This would of course fold God back into the equation in a different way. For Williams, "God" is simply "the mandate of the united opinion" of all subtle agents. Williams is careful to distinguish this God from the figure of any traditional myth or religion, but he also underscores certain structural similarities. God "has a form of omnipotence" ("everything that shuold happen, does happen"), omnibenevolence (ditto), and even omniscience ("all true facts that constitute the highest and actual world are a part of God"). At the same time, God
has acute differences from you and me. This God has no "perfect" versions of our thoughts, feelings, and actions. It has no thoughts and feelings as we have. It does not love as we do, nor hate as we do. It pursues neither justice nor injustice as we do. We will never know how to play our cards right with God. It cannot be pleased or displeased as we can. pp358-9Williams insists that attempts to overlay 'another structure" over the simple structure of the divine mandate he has outlined have repeatedly "led to complication, convolution, and contradiction," so it is clear that he would reject my suggestion. But it seems clear that entwining epektasis with Williams' best world would open "heaven" (which he says is accessible only to spiders) to subtle agents as well. But it would do so at the cost of making heaven in some measure purgatorial. I am not sure this is not, in fact, the best of all possible heavens.
The sea is not less beautiful in our eyes because we know that sometimes ships are wrecked by it. On the contrary, this adds to its beauty.

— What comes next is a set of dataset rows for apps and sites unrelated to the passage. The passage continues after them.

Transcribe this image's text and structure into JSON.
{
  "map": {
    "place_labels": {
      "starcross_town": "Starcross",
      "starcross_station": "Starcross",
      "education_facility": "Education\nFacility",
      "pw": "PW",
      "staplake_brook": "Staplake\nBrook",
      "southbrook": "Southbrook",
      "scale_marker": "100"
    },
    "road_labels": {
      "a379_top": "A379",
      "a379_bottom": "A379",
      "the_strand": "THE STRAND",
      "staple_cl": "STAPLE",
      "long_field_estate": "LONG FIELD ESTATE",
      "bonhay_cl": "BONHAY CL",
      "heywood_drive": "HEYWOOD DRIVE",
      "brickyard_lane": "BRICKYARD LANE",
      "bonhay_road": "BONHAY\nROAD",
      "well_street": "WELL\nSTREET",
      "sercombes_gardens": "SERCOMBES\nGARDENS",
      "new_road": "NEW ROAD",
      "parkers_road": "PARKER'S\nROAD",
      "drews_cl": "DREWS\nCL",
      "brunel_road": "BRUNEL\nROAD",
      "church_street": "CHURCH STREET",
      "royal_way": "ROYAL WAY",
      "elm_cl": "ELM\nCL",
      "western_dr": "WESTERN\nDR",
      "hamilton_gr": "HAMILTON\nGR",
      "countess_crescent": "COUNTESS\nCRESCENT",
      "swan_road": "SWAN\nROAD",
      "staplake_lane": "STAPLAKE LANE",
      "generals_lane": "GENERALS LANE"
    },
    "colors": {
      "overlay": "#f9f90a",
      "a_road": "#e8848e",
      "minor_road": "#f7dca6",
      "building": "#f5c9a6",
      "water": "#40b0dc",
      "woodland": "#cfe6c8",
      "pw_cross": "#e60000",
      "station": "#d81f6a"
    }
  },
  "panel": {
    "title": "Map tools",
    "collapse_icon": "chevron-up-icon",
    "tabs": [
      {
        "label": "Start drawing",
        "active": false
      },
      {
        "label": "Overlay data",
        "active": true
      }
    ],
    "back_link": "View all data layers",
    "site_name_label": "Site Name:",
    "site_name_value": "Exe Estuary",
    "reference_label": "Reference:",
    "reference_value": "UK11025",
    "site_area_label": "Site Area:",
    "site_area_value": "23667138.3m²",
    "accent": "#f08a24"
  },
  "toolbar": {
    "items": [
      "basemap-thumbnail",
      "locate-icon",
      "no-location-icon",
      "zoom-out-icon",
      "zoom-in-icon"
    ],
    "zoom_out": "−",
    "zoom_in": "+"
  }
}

If it altered the movement of its waves to spare a boat, it would be a creature gifted with discernment and choice and not this fluid, perfectly obedient to every external pressure. It is this perfect obedience that constitutes the sea’s beauty.
--Simone Weil, "Love of God, and Affliction"